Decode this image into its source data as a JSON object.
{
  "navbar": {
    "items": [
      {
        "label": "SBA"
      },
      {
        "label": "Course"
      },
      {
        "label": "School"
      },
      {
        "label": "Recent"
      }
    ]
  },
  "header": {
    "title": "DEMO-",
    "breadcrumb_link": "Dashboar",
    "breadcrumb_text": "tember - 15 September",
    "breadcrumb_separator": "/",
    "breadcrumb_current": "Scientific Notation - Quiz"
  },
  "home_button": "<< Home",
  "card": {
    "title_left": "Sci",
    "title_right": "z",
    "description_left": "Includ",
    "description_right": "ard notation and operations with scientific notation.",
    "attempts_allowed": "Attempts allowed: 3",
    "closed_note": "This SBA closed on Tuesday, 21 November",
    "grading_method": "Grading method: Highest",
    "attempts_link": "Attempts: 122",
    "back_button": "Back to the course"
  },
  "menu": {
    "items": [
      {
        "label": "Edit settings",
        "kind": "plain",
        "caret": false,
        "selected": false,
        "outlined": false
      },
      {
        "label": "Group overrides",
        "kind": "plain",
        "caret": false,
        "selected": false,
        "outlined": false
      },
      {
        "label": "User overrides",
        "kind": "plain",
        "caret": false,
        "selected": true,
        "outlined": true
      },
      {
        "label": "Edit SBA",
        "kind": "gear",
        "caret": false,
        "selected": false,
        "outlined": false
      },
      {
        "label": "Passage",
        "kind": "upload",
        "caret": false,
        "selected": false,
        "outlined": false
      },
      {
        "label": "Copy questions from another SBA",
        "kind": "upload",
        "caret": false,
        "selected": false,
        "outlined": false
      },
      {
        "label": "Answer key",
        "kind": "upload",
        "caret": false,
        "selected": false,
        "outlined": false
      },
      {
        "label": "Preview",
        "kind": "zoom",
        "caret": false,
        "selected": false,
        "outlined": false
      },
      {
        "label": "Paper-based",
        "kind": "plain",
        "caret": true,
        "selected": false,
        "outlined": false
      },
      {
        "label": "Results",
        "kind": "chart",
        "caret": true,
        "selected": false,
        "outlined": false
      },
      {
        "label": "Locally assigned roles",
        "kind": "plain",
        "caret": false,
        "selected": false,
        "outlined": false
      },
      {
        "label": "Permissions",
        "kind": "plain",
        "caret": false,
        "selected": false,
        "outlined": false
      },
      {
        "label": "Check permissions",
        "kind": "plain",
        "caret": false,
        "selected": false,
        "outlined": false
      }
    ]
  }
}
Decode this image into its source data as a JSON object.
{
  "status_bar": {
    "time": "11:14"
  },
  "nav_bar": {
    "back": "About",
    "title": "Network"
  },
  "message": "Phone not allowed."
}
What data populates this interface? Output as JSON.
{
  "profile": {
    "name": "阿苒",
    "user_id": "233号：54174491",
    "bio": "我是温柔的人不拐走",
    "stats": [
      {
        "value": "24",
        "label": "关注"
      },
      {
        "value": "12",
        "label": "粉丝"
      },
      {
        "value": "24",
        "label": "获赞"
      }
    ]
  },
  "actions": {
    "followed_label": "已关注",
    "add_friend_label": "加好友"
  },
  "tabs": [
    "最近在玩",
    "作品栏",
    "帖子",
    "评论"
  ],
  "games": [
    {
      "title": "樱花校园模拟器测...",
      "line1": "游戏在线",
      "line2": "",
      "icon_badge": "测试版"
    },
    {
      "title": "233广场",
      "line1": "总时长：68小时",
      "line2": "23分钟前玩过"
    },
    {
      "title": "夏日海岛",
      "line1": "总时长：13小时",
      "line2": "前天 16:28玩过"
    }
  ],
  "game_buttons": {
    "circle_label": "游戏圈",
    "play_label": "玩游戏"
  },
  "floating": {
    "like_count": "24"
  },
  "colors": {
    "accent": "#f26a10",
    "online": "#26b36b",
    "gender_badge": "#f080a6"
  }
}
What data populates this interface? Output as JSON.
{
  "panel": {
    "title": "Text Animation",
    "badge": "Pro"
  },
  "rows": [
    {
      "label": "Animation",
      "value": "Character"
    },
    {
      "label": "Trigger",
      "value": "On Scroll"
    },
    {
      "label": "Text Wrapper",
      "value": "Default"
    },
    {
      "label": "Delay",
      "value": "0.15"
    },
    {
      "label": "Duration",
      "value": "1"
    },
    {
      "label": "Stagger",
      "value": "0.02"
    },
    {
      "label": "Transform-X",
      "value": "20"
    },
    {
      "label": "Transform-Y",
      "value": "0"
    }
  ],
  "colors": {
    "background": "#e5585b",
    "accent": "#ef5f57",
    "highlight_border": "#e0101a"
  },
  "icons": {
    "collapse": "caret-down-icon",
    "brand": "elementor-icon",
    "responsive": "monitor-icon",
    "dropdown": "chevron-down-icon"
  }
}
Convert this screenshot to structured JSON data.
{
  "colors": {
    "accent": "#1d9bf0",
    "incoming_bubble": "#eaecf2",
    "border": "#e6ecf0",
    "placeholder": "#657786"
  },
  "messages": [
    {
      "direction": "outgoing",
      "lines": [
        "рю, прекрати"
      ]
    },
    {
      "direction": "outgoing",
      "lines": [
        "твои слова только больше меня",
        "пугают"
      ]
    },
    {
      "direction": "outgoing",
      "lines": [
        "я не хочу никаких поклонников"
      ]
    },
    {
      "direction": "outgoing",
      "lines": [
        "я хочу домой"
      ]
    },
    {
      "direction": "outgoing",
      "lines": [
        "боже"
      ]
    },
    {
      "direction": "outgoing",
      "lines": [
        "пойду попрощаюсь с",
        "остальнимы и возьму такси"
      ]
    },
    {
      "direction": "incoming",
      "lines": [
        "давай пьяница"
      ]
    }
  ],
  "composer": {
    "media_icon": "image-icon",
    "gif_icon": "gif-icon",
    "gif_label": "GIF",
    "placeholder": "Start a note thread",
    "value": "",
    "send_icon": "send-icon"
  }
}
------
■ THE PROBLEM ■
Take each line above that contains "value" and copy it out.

■ RESULT ■
        "value": "24",
        "value": "12",
        "value": "24",
      "value": "Character"
      "value": "On Scroll"
      "value": "Default"
      "value": "0.15"
      "value": "1"
      "value": "0.02"
      "value": "20"
      "value": "0"
    "value": "",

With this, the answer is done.